• The problem:
Reproduce every record below exactly as written, but leave out any pictures.

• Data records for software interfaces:
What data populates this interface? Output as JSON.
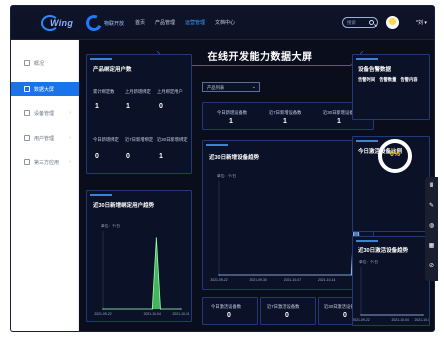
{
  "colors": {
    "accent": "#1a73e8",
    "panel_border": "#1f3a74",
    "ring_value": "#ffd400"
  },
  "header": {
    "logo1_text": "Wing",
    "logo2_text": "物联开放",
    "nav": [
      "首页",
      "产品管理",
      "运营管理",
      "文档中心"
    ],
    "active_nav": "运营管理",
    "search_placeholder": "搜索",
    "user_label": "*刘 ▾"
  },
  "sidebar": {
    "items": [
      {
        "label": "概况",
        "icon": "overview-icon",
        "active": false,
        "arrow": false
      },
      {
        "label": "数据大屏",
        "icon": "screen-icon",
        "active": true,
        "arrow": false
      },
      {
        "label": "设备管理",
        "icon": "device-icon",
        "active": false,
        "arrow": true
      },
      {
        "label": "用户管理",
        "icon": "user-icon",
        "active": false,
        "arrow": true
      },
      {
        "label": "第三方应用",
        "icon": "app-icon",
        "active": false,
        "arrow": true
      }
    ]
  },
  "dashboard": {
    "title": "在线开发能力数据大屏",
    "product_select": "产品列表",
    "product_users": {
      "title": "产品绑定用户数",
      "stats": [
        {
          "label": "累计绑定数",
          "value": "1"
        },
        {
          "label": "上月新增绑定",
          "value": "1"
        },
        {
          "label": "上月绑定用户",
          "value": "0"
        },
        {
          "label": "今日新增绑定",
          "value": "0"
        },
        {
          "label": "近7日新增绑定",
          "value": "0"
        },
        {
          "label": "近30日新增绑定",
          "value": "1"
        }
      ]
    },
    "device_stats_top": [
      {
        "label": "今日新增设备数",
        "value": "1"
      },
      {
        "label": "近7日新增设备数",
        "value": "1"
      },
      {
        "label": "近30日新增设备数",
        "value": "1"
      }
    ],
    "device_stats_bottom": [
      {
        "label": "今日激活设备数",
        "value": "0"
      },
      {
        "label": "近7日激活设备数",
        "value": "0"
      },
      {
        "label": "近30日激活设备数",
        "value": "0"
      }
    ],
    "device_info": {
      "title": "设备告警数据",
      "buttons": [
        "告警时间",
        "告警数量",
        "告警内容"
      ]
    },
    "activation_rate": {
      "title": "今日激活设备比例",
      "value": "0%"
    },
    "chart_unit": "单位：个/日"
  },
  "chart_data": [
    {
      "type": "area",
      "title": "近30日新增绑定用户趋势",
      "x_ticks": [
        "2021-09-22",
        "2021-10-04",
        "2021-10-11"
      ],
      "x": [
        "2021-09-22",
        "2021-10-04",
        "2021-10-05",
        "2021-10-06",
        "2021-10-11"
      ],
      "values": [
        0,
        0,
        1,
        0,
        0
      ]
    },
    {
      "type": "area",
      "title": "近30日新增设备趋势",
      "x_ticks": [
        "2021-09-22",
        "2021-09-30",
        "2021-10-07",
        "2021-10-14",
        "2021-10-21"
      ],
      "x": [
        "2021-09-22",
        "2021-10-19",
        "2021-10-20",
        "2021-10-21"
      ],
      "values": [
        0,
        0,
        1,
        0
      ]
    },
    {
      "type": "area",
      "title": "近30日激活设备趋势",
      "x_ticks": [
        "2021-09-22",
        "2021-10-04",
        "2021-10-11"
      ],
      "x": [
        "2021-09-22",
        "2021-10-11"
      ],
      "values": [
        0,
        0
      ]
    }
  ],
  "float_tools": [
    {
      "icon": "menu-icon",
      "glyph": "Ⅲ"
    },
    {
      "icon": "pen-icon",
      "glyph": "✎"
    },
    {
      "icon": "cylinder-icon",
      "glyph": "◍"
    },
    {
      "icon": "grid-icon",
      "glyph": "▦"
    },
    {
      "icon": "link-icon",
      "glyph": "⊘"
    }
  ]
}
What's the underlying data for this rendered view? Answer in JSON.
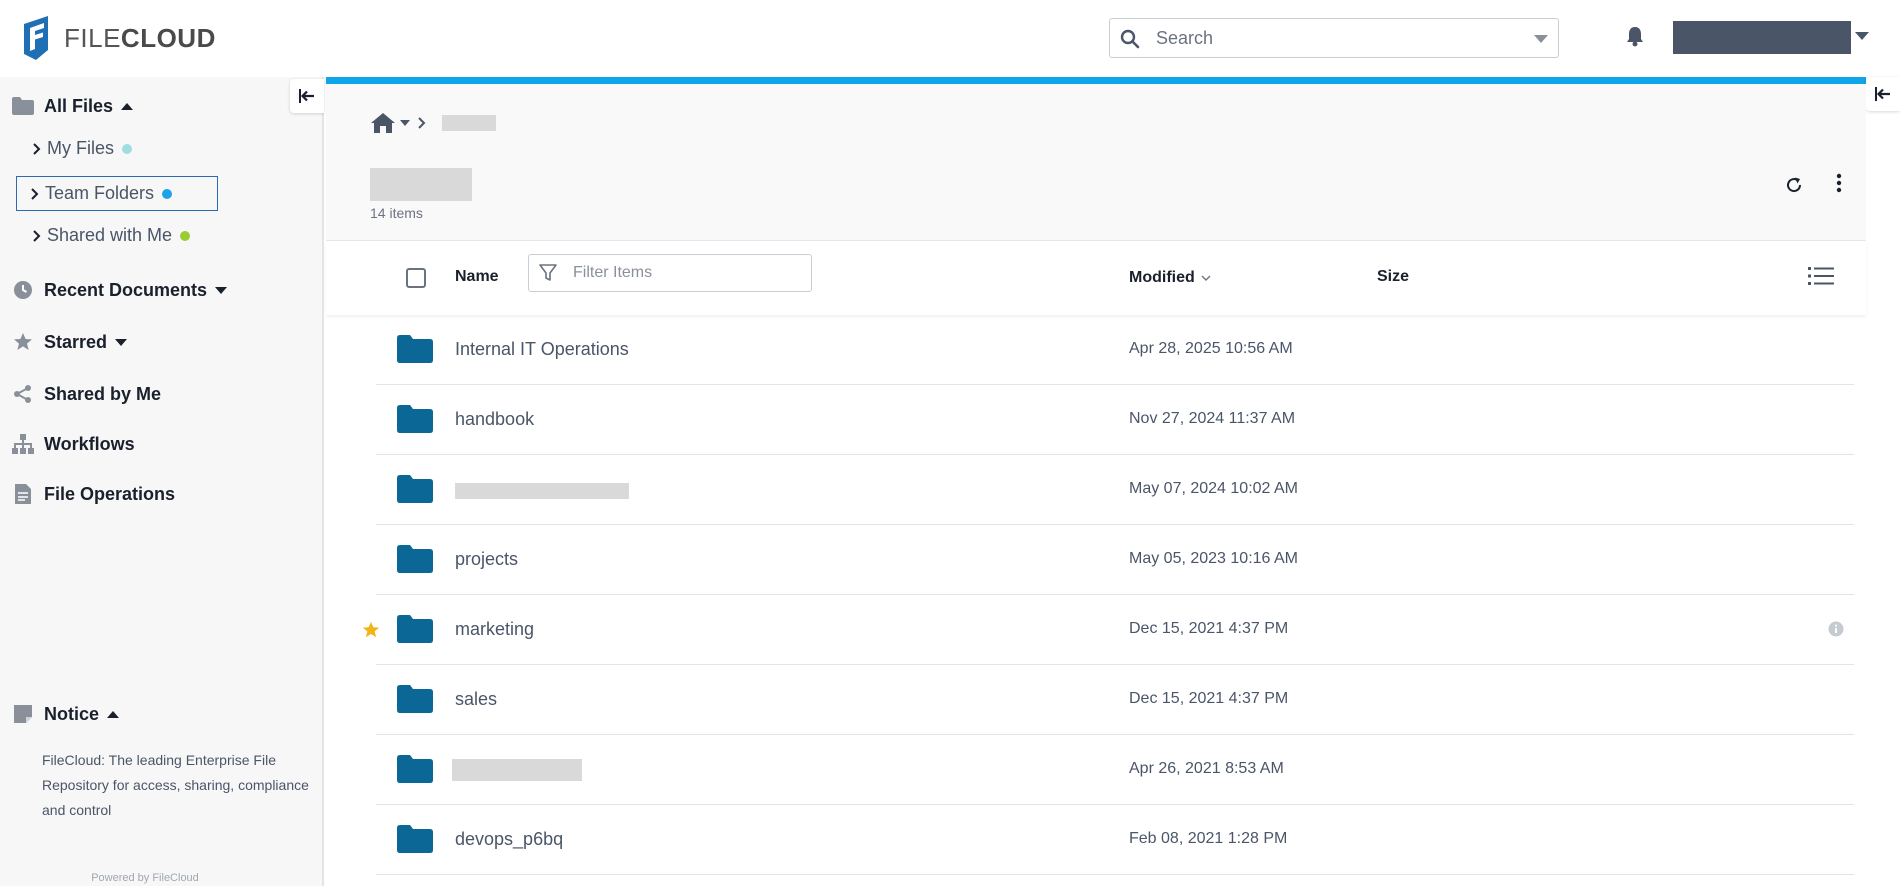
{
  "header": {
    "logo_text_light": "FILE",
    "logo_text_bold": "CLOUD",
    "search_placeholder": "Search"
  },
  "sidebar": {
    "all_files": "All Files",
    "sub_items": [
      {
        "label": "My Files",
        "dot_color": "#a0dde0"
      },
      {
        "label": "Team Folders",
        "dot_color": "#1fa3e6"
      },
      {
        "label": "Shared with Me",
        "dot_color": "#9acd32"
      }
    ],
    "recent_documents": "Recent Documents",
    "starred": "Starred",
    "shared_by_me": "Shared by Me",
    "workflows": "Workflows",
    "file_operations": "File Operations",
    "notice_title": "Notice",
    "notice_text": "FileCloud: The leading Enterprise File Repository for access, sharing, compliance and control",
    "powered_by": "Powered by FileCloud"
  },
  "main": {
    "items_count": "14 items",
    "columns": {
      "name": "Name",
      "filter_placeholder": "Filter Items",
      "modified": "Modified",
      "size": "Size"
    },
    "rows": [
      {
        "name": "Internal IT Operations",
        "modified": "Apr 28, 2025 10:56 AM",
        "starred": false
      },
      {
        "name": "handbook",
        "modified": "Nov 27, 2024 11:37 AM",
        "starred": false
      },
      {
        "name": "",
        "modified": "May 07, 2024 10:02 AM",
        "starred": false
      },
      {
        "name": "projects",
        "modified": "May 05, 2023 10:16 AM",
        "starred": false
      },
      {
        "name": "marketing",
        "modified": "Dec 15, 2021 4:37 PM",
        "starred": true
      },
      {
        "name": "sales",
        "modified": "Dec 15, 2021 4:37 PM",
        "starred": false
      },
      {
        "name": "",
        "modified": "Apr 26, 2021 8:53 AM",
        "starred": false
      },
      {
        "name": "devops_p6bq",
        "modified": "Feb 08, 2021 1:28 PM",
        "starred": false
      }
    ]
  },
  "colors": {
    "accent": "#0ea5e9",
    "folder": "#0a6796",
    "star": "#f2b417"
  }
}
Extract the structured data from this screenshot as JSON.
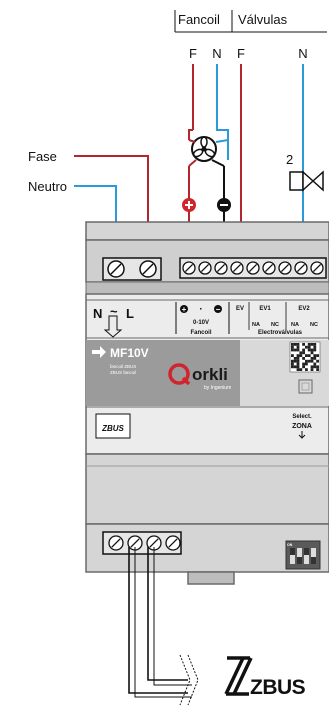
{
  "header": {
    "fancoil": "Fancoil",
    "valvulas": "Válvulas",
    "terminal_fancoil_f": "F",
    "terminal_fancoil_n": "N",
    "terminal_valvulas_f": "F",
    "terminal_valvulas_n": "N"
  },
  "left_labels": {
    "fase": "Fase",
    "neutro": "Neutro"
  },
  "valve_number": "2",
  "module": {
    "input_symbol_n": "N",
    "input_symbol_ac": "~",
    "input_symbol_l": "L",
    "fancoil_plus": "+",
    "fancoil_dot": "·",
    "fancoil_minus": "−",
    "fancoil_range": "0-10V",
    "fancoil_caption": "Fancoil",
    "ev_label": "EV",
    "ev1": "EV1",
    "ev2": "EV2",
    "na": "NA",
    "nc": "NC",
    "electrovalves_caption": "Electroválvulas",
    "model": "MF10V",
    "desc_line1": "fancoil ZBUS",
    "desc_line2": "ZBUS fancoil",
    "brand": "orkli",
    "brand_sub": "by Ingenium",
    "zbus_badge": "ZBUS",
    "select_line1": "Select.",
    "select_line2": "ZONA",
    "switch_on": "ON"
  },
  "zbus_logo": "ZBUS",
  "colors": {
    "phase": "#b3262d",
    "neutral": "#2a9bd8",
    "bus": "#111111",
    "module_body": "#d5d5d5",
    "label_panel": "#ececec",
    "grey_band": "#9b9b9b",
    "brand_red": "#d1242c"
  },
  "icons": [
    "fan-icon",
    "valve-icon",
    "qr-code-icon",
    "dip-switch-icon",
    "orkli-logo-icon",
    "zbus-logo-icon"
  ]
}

• Reply:
What data populates this interface? Output as JSON.
{
  "colors": {
    "accent": "#1a73e8",
    "panel_border": "#1f3a74",
    "ring_value": "#ffd400"
  },
  "header": {
    "logo1_text": "Wing",
    "logo2_text": "物联开放",
    "nav": [
      "首页",
      "产品管理",
      "运营管理",
      "文档中心"
    ],
    "active_nav": "运营管理",
    "search_placeholder": "搜索",
    "user_label": "*刘 ▾"
  },
  "sidebar": {
    "items": [
      {
        "label": "概况",
        "icon": "overview-icon",
        "active": false,
        "arrow": false
      },
      {
        "label": "数据大屏",
        "icon": "screen-icon",
        "active": true,
        "arrow": false
      },
      {
        "label": "设备管理",
        "icon": "device-icon",
        "active": false,
        "arrow": true
      },
      {
        "label": "用户管理",
        "icon": "user-icon",
        "active": false,
        "arrow": true
      },
      {
        "label": "第三方应用",
        "icon": "app-icon",
        "active": false,
        "arrow": true
      }
    ]
  },
  "dashboard": {
    "title": "在线开发能力数据大屏",
    "product_select": "产品列表",
    "product_users": {
      "title": "产品绑定用户数",
      "stats": [
        {
          "label": "累计绑定数",
          "value": "1"
        },
        {
          "label": "上月新增绑定",
          "value": "1"
        },
        {
          "label": "上月绑定用户",
          "value": "0"
        },
        {
          "label": "今日新增绑定",
          "value": "0"
        },
        {
          "label": "近7日新增绑定",
          "value": "0"
        },
        {
          "label": "近30日新增绑定",
          "value": "1"
        }
      ]
    },
    "device_stats_top": [
      {
        "label": "今日新增设备数",
        "value": "1"
      },
      {
        "label": "近7日新增设备数",
        "value": "1"
      },
      {
        "label": "近30日新增设备数",
        "value": "1"
      }
    ],
    "device_stats_bottom": [
      {
        "label": "今日激活设备数",
        "value": "0"
      },
      {
        "label": "近7日激活设备数",
        "value": "0"
      },
      {
        "label": "近30日激活设备数",
        "value": "0"
      }
    ],
    "device_info": {
      "title": "设备告警数据",
      "buttons": [
        "告警时间",
        "告警数量",
        "告警内容"
      ]
    },
    "activation_rate": {
      "title": "今日激活设备比例",
      "value": "0%"
    },
    "chart_unit": "单位：个/日"
  },
  "chart_data": [
    {
      "type": "area",
      "title": "近30日新增绑定用户趋势",
      "x_ticks": [
        "2021-09-22",
        "2021-10-04",
        "2021-10-11"
      ],
      "x": [
        "2021-09-22",
        "2021-10-04",
        "2021-10-05",
        "2021-10-06",
        "2021-10-11"
      ],
      "values": [
        0,
        0,
        1,
        0,
        0
      ]
    },
    {
      "type": "area",
      "title": "近30日新增设备趋势",
      "x_ticks": [
        "2021-09-22",
        "2021-09-30",
        "2021-10-07",
        "2021-10-14",
        "2021-10-21"
      ],
      "x": [
        "2021-09-22",
        "2021-10-19",
        "2021-10-20",
        "2021-10-21"
      ],
      "values": [
        0,
        0,
        1,
        0
      ]
    },
    {
      "type": "area",
      "title": "近30日激活设备趋势",
      "x_ticks": [
        "2021-09-22",
        "2021-10-04",
        "2021-10-11"
      ],
      "x": [
        "2021-09-22",
        "2021-10-11"
      ],
      "values": [
        0,
        0
      ]
    }
  ],
  "float_tools": [
    {
      "icon": "menu-icon",
      "glyph": "Ⅲ"
    },
    {
      "icon": "pen-icon",
      "glyph": "✎"
    },
    {
      "icon": "cylinder-icon",
      "glyph": "◍"
    },
    {
      "icon": "grid-icon",
      "glyph": "▦"
    },
    {
      "icon": "link-icon",
      "glyph": "⊘"
    }
  ]
}
What's the underlying data for this rendered view? Answer in JSON.
{
  "header": {
    "logo_text_light": "FILE",
    "logo_text_bold": "CLOUD",
    "search_placeholder": "Search"
  },
  "sidebar": {
    "all_files": "All Files",
    "sub_items": [
      {
        "label": "My Files",
        "dot_color": "#a0dde0"
      },
      {
        "label": "Team Folders",
        "dot_color": "#1fa3e6"
      },
      {
        "label": "Shared with Me",
        "dot_color": "#9acd32"
      }
    ],
    "recent_documents": "Recent Documents",
    "starred": "Starred",
    "shared_by_me": "Shared by Me",
    "workflows": "Workflows",
    "file_operations": "File Operations",
    "notice_title": "Notice",
    "notice_text": "FileCloud: The leading Enterprise File Repository for access, sharing, compliance and control",
    "powered_by": "Powered by FileCloud"
  },
  "main": {
    "items_count": "14 items",
    "columns": {
      "name": "Name",
      "filter_placeholder": "Filter Items",
      "modified": "Modified",
      "size": "Size"
    },
    "rows": [
      {
        "name": "Internal IT Operations",
        "modified": "Apr 28, 2025 10:56 AM",
        "starred": false
      },
      {
        "name": "handbook",
        "modified": "Nov 27, 2024 11:37 AM",
        "starred": false
      },
      {
        "name": "",
        "modified": "May 07, 2024 10:02 AM",
        "starred": false
      },
      {
        "name": "projects",
        "modified": "May 05, 2023 10:16 AM",
        "starred": false
      },
      {
        "name": "marketing",
        "modified": "Dec 15, 2021 4:37 PM",
        "starred": true
      },
      {
        "name": "sales",
        "modified": "Dec 15, 2021 4:37 PM",
        "starred": false
      },
      {
        "name": "",
        "modified": "Apr 26, 2021 8:53 AM",
        "starred": false
      },
      {
        "name": "devops_p6bq",
        "modified": "Feb 08, 2021 1:28 PM",
        "starred": false
      }
    ]
  },
  "colors": {
    "accent": "#0ea5e9",
    "folder": "#0a6796",
    "star": "#f2b417"
  }
}
Extract the structured data from this screenshot as JSON.
{
  "header": {
    "fancoil": "Fancoil",
    "valvulas": "Válvulas",
    "terminal_fancoil_f": "F",
    "terminal_fancoil_n": "N",
    "terminal_valvulas_f": "F",
    "terminal_valvulas_n": "N"
  },
  "left_labels": {
    "fase": "Fase",
    "neutro": "Neutro"
  },
  "valve_number": "2",
  "module": {
    "input_symbol_n": "N",
    "input_symbol_ac": "~",
    "input_symbol_l": "L",
    "fancoil_plus": "+",
    "fancoil_dot": "·",
    "fancoil_minus": "−",
    "fancoil_range": "0-10V",
    "fancoil_caption": "Fancoil",
    "ev_label": "EV",
    "ev1": "EV1",
    "ev2": "EV2",
    "na": "NA",
    "nc": "NC",
    "electrovalves_caption": "Electroválvulas",
    "model": "MF10V",
    "desc_line1": "fancoil ZBUS",
    "desc_line2": "ZBUS fancoil",
    "brand": "orkli",
    "brand_sub": "by Ingenium",
    "zbus_badge": "ZBUS",
    "select_line1": "Select.",
    "select_line2": "ZONA",
    "switch_on": "ON"
  },
  "zbus_logo": "ZBUS",
  "colors": {
    "phase": "#b3262d",
    "neutral": "#2a9bd8",
    "bus": "#111111",
    "module_body": "#d5d5d5",
    "label_panel": "#ececec",
    "grey_band": "#9b9b9b",
    "brand_red": "#d1242c"
  },
  "icons": [
    "fan-icon",
    "valve-icon",
    "qr-code-icon",
    "dip-switch-icon",
    "orkli-logo-icon",
    "zbus-logo-icon"
  ]
}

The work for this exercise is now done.